March/April 2020 Issue

What Type Of Contact Does The Customer Really Want?

Today’s connected customer conducts research, makes decisions, and transacts in ways that are far different from our non-digital generations. Customers seek empowerment, smooth brand experiences, and value self-service, and self-guided research in the moments they choose. Technology has helped to evolve customer expectations, and machines are getting smarter every day. 

The banking industry is discovering new ways they can leverage technology to provide seamless, more meaningful experiences. As technology advances, AI is becoming more dynamic and less expensive. It never gets sick, requires no sleep, and can work around the clock. However, while AI and automation offer the ability to streamline processes and create more operational efficiencies, it cannot interact on the same emotional level as a human does.

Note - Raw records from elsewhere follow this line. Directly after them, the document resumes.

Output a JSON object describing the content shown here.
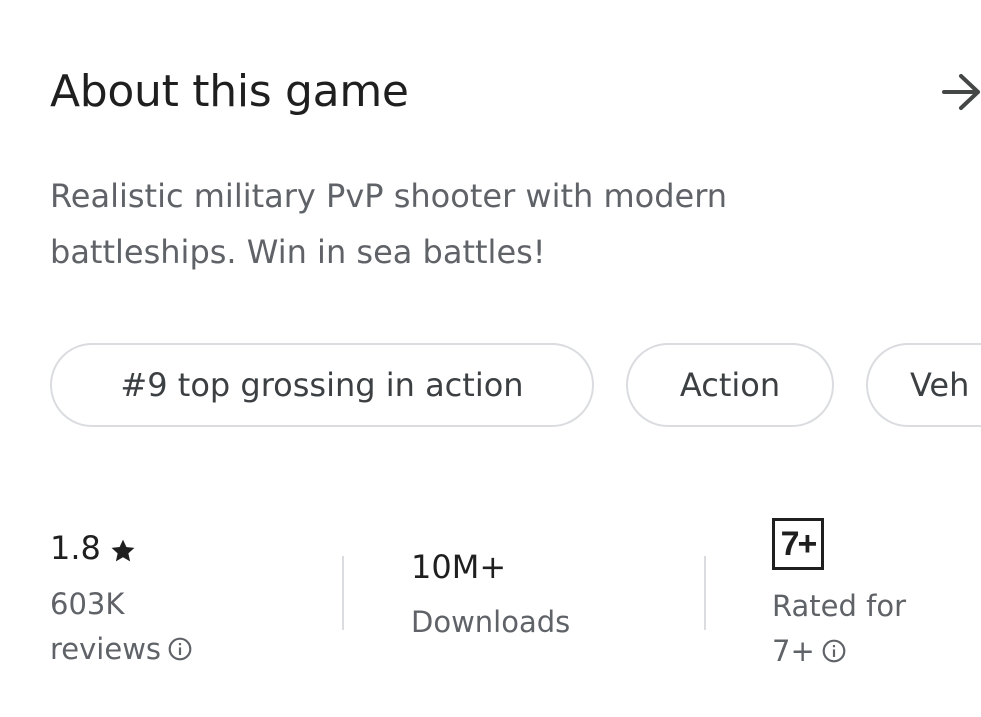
{
  "header": {
    "title": "About this game",
    "arrow_icon": "arrow-right-icon"
  },
  "description": {
    "line1": "Realistic military PvP shooter with modern",
    "line2": "battleships. Win in sea battles!"
  },
  "chips": [
    {
      "label": "#9 top grossing in action"
    },
    {
      "label": "Action"
    },
    {
      "label": "Veh"
    }
  ],
  "stats": {
    "rating": {
      "value": "1.8",
      "icon": "star-icon",
      "sub_line1": "603K",
      "sub_line2": "reviews",
      "info_icon": "info-icon"
    },
    "downloads": {
      "value": "10M+",
      "label": "Downloads"
    },
    "age": {
      "badge": "7+",
      "sub_line1": "Rated for",
      "sub_line2": "7+",
      "info_icon": "info-icon"
    }
  },
  "colors": {
    "primary_text": "#1f1f1f",
    "secondary_text": "#5f6368",
    "chip_border": "#dadce0",
    "chip_text": "#3c4043"
  }
}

As customers expect more transparency from businesses and exceptional technologies that allow them to make quick and easy decisions on things like refinancing a home loan, they also expect an elevated human interaction. You may not be able to control dynamics such as, market conditions, interest rates, rising consumer expectations, or swift evolutions in technology, but you can control how you develop your employees to drive experiences through a vigorously changing environment. Automation and AI are significantly changing the skills needed in the workforce. McKinsey’s Future of the Workforce Report Suggests that in the coming decade, the demand for emotional and social skills will increase by 26% in the United States, second to technology skills predicted to increase by 55%.

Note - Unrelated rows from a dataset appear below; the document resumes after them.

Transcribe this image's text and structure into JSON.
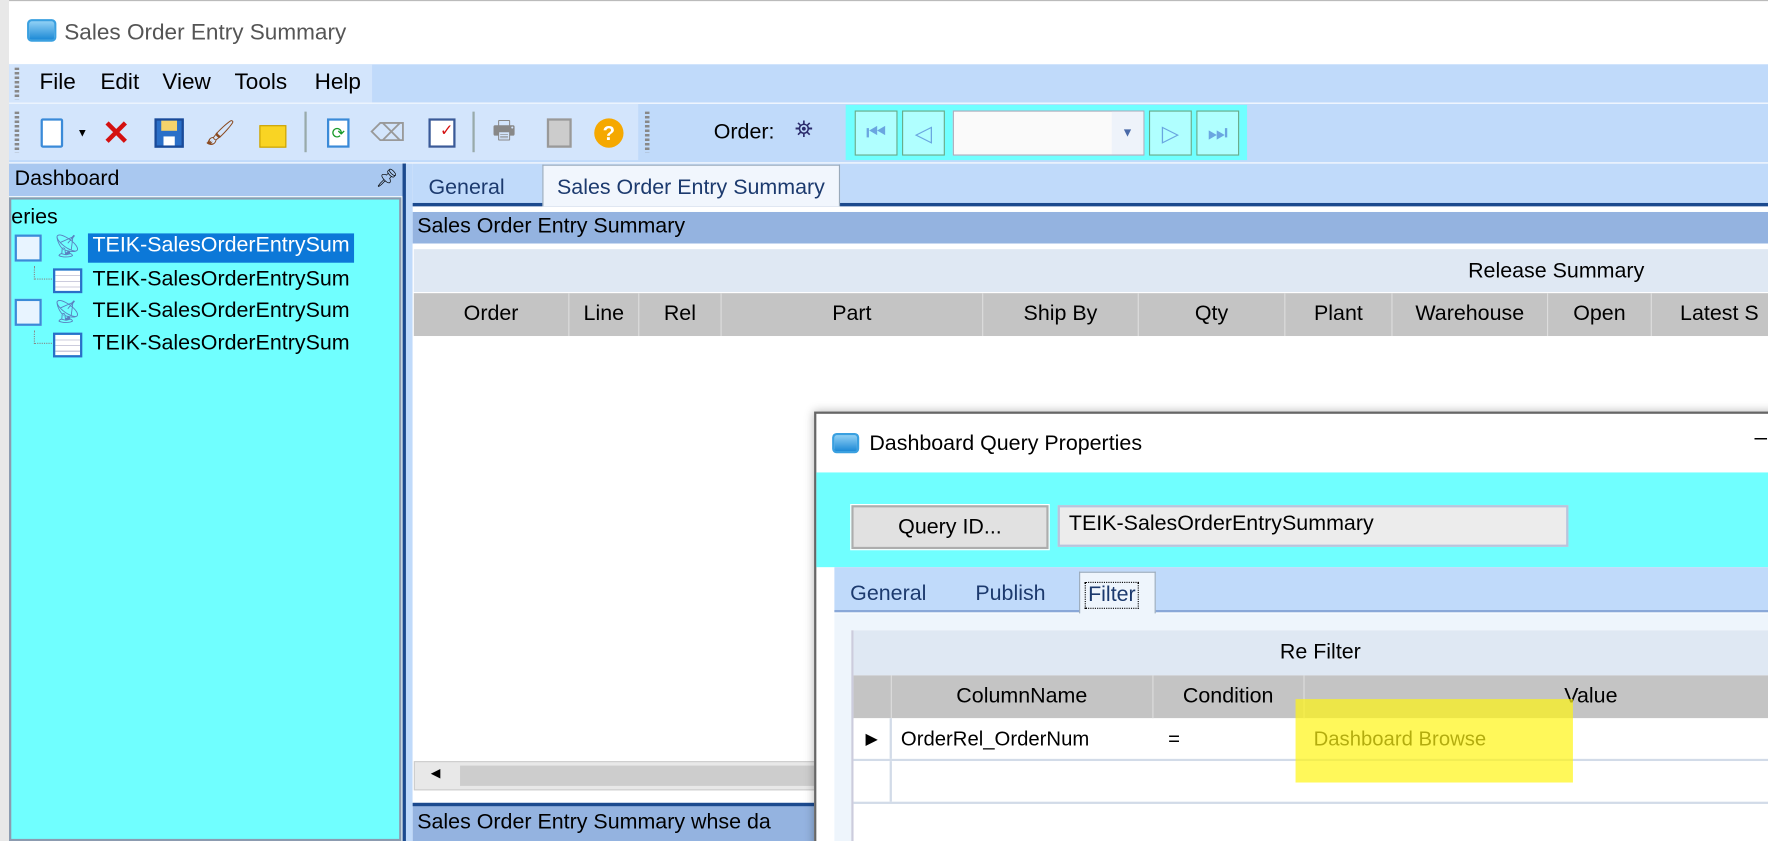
{
  "window": {
    "title": "Sales Order Entry Summary"
  },
  "menu": [
    "File",
    "Edit",
    "View",
    "Tools",
    "Help"
  ],
  "toolbar": {
    "icons": [
      "new-icon",
      "dropdown-arrow-icon",
      "delete-icon",
      "save-icon",
      "clear-icon",
      "memo-icon",
      "refresh-icon",
      "eraser-icon",
      "checklist-icon",
      "print-icon",
      "print-preview-icon",
      "help-icon"
    ],
    "order_label": "Order:",
    "order_value": ""
  },
  "dock": {
    "title": "Dashboard",
    "tree": {
      "root_label": "eries",
      "items": [
        {
          "label": "TEIK-SalesOrderEntrySum",
          "type": "query",
          "selected": true
        },
        {
          "label": "TEIK-SalesOrderEntrySum",
          "type": "grid"
        },
        {
          "label": "TEIK-SalesOrderEntrySum",
          "type": "query"
        },
        {
          "label": "TEIK-SalesOrderEntrySum",
          "type": "grid"
        }
      ]
    }
  },
  "main": {
    "tabs": [
      {
        "label": "General"
      },
      {
        "label": "Sales Order Entry Summary",
        "active": true
      }
    ],
    "panel_title": "Sales Order Entry Summary",
    "grid_band": "Release Summary",
    "columns": [
      "Order",
      "Line",
      "Rel",
      "Part",
      "Ship By",
      "Qty",
      "Plant",
      "Warehouse",
      "Open",
      "Latest S"
    ],
    "bottom_panel_title": "Sales Order Entry Summary whse da"
  },
  "dialog": {
    "title": "Dashboard Query Properties",
    "query_id_button": "Query ID...",
    "query_id_value": "TEIK-SalesOrderEntrySummary",
    "tabs": [
      {
        "label": "General"
      },
      {
        "label": "Publish"
      },
      {
        "label": "Filter",
        "active": true
      }
    ],
    "filter": {
      "band": "Re Filter",
      "columns": [
        "ColumnName",
        "Condition",
        "Value"
      ],
      "rows": [
        {
          "column": "OrderRel_OrderNum",
          "condition": "=",
          "value": "Dashboard Browse"
        }
      ]
    },
    "highlight_color": "#ffff33"
  }
}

Connected customers demand a smarter banking experience, and they want consultation, guidance, and information, not tactics designed to get them to close. Salesforce reports that in a study.

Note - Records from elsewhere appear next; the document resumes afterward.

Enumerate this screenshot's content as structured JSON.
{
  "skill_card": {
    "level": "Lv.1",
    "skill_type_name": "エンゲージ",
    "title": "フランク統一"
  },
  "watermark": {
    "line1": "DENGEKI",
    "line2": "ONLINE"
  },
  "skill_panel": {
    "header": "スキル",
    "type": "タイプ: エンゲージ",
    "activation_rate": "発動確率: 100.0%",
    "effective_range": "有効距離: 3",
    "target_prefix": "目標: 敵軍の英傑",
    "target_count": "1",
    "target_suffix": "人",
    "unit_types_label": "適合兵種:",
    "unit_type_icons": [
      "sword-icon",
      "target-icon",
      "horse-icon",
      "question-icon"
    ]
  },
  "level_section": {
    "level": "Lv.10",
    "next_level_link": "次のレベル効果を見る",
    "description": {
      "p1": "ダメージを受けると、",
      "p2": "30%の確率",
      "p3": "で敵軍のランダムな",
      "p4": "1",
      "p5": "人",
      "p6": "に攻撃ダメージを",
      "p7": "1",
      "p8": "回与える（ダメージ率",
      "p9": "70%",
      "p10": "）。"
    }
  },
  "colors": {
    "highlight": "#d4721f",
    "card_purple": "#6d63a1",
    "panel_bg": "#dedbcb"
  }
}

“79% of prospects rate that it’s ‘critical’ or ‘very important’ to interact with a (loan officer) who acts as a TRUSTED ADVISOR and adds value to the buying process.”

Evolving roles to acting as a trusted advisor, more advanced customer communication, improving interpersonal skills, and demonstrating empathy and adaptability require more agile ways of working. The McKinsey survey reports that “Introducing more agile ways of working will be a high-priority organizational change, and a similar proportion described more cross-functional collaboration as a key going forward.”

Agile organizations act and create new ways of working based on data.

The ProblemThe Solution
Lack of awareness about the caller experienceDiagnose and benchmark where calls fail and why in your organization.
Failure to operationalize effective processes that create positive first impressions and prevent long hold times and poor transfer experiences.Listen to your phone calls and use our best practice guide assess your caller’s experience:  Paying attention to average talk times, listen to talk ratios, and script adherence.
Lack of customer-centric processes working seamlessly together.  Map your customer’s journey. Consider what the current experience looks like at each touchpoint. Next, define what an outstanding experience looks like. Review gaps and create an action plan to address them.
Focusing on the close instead of transparency, building trust, and answering all the caller’s questions.NEW-skill employees by teaching more advanced skills.

 A well-trained workforce equipped with the skills required to adopt automation and AI technologies will ensure that our economies enjoy strengthened productivity growth and that the talents of all workers are harnessed. Failure to address the demands of shifting skills could exacerbate social tensions and lead to rising skill-and-wage bifurcation. The ability to ensure the former scenario—and ward off the latter—will depend in large part on how well the workforce is trained and how adaptable companies and workers will prove to be in the face of multiple new challenges from automation adoption